__Task details__:
Report every line of the entries that contains the word "OutSumCurrency".

__Source material__:
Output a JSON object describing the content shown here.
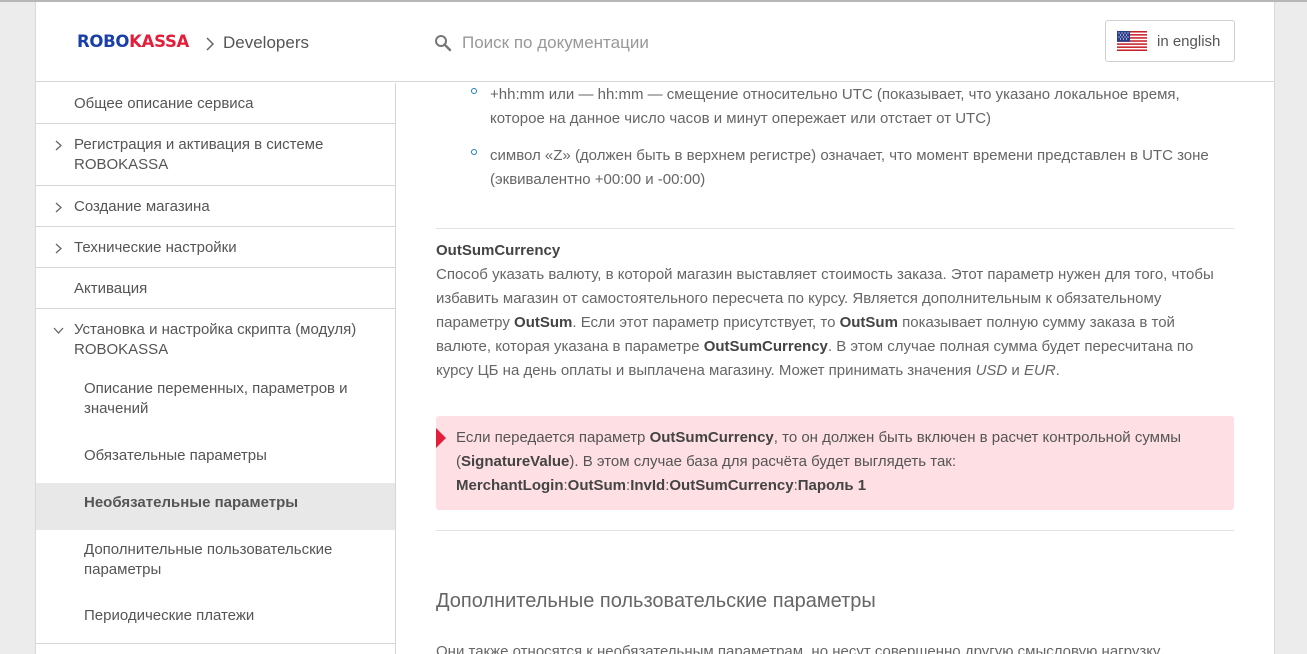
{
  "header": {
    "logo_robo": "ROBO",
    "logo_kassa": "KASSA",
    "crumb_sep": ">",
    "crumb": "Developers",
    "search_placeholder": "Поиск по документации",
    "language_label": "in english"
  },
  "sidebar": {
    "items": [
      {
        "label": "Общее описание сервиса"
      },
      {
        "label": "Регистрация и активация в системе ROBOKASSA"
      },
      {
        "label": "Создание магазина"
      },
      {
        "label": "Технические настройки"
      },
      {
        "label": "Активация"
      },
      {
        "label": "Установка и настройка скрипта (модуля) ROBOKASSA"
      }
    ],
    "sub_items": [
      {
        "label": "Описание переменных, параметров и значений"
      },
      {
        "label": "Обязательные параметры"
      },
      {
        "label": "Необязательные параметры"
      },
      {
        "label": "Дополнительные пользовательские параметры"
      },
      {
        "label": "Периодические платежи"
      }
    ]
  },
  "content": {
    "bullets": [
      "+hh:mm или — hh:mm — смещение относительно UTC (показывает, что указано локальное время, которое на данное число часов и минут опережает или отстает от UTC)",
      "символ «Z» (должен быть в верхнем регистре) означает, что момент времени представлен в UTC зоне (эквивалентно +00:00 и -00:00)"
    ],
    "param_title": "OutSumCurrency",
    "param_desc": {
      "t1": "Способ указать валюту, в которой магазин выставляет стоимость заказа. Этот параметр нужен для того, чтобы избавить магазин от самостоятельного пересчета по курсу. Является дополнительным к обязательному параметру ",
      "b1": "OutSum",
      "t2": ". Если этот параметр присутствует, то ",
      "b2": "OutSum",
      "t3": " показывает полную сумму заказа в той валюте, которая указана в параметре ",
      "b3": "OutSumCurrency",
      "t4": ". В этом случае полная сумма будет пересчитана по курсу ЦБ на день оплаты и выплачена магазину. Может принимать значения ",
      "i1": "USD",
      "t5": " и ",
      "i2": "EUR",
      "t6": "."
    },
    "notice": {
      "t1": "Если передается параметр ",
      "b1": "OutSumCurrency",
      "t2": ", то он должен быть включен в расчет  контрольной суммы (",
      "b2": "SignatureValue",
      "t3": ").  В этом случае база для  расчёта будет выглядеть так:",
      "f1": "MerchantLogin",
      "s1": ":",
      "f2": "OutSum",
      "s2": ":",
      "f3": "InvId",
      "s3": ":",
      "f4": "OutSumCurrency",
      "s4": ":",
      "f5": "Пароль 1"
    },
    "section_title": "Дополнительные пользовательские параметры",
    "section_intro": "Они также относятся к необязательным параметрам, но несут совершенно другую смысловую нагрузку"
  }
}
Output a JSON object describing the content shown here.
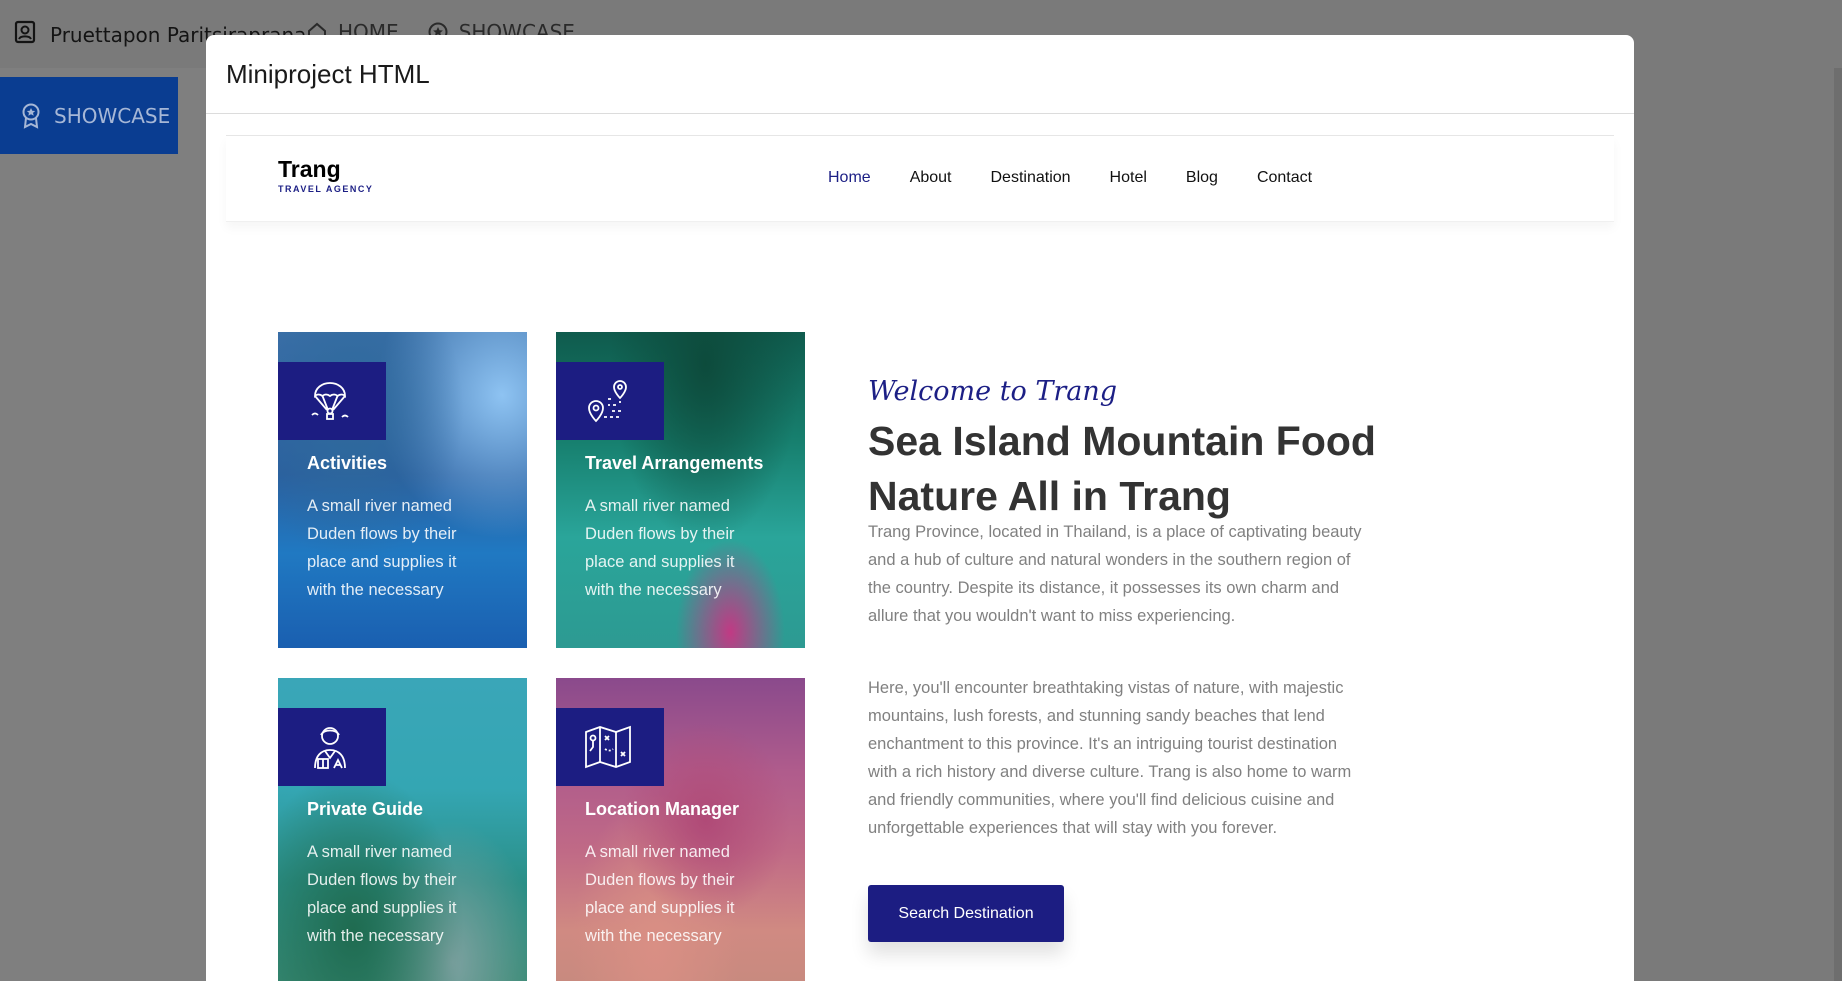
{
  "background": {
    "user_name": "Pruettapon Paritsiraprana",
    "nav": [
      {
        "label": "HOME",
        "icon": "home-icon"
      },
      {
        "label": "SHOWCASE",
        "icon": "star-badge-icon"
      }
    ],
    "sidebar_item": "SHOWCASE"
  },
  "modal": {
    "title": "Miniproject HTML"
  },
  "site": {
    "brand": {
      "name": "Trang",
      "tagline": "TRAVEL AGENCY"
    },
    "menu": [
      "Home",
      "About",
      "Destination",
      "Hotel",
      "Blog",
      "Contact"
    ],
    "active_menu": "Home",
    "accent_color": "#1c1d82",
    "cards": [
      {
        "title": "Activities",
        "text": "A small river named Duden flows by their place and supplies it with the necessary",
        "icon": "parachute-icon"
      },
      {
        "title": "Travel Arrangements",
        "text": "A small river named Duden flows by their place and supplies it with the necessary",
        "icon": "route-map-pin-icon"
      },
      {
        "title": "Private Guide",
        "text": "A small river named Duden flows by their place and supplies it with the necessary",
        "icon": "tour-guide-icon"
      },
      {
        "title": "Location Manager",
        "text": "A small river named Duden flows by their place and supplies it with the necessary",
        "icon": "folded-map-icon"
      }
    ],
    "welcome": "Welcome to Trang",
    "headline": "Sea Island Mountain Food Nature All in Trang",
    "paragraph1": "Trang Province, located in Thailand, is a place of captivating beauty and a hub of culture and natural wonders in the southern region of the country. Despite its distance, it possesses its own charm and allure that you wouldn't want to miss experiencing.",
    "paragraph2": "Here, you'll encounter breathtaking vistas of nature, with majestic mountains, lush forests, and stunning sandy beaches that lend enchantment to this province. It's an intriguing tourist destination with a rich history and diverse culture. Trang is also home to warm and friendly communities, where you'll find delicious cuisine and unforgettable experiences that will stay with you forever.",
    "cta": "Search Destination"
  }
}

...

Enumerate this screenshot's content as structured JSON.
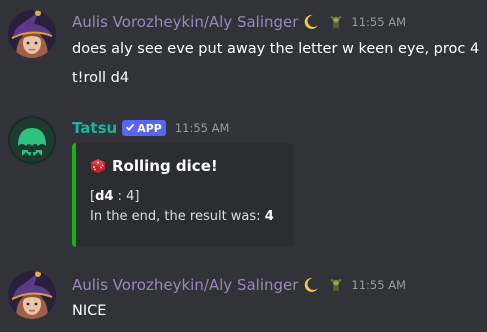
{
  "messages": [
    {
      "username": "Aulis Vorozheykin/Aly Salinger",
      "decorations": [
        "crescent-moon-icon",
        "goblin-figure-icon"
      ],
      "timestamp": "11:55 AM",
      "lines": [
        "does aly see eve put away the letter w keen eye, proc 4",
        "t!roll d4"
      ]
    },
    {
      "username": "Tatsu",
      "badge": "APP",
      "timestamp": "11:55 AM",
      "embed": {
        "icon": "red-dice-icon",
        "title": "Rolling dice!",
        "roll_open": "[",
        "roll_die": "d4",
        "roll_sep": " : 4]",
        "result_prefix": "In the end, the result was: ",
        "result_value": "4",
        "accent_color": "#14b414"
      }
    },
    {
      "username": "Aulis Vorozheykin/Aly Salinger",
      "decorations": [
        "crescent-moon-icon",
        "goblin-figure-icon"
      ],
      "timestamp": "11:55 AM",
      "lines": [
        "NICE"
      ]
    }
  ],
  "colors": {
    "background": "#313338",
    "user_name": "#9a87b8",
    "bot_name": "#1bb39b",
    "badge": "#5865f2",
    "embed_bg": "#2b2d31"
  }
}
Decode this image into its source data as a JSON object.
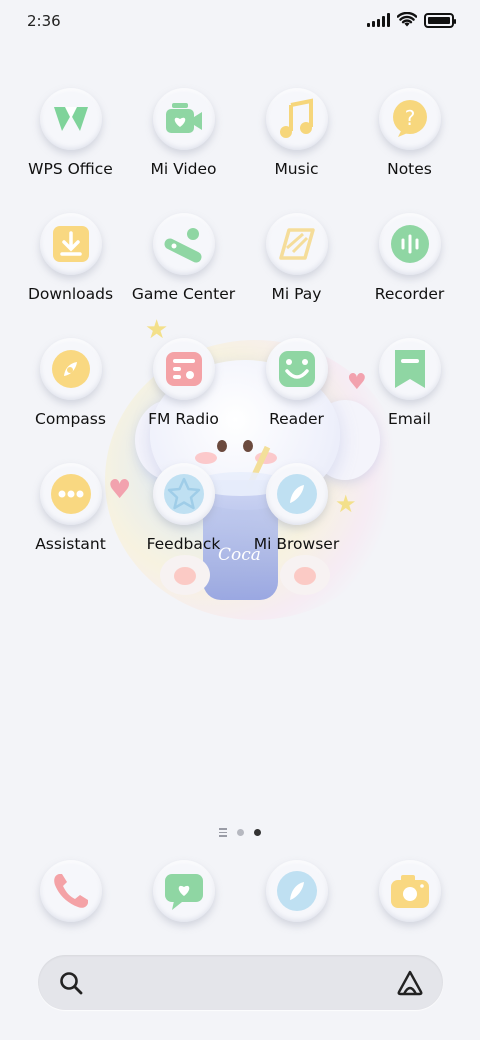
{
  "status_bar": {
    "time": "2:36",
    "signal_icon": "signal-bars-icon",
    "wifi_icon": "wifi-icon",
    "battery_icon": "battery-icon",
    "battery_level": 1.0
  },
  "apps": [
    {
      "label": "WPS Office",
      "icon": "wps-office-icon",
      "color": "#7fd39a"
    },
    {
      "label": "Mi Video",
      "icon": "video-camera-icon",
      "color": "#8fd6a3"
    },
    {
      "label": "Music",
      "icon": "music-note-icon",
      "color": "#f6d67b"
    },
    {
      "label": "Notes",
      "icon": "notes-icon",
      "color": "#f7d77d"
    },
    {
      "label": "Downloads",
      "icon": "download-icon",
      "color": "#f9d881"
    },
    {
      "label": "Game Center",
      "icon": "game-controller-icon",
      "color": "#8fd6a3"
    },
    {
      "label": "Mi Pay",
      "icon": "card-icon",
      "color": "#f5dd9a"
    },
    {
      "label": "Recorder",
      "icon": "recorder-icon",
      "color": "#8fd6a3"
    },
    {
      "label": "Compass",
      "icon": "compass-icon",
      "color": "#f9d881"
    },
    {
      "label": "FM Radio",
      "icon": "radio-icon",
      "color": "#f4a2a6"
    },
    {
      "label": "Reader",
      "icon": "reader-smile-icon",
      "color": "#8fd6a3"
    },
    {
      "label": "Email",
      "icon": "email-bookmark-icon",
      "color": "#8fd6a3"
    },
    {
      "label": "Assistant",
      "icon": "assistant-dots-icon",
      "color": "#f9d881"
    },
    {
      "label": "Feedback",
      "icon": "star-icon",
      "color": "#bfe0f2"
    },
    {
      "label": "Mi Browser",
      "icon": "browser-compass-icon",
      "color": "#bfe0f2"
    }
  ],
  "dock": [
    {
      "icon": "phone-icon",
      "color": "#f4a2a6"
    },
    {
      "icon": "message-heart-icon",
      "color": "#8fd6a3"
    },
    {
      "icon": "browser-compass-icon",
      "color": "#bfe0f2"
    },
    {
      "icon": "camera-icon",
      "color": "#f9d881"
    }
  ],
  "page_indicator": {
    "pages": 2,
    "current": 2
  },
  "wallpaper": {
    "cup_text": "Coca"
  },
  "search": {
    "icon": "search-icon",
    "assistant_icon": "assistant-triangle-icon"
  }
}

__Completed exercise__:
    "param_title": "OutSumCurrency",
      "b3": "OutSumCurrency",
      "b1": "OutSumCurrency",
      "f4": "OutSumCurrency",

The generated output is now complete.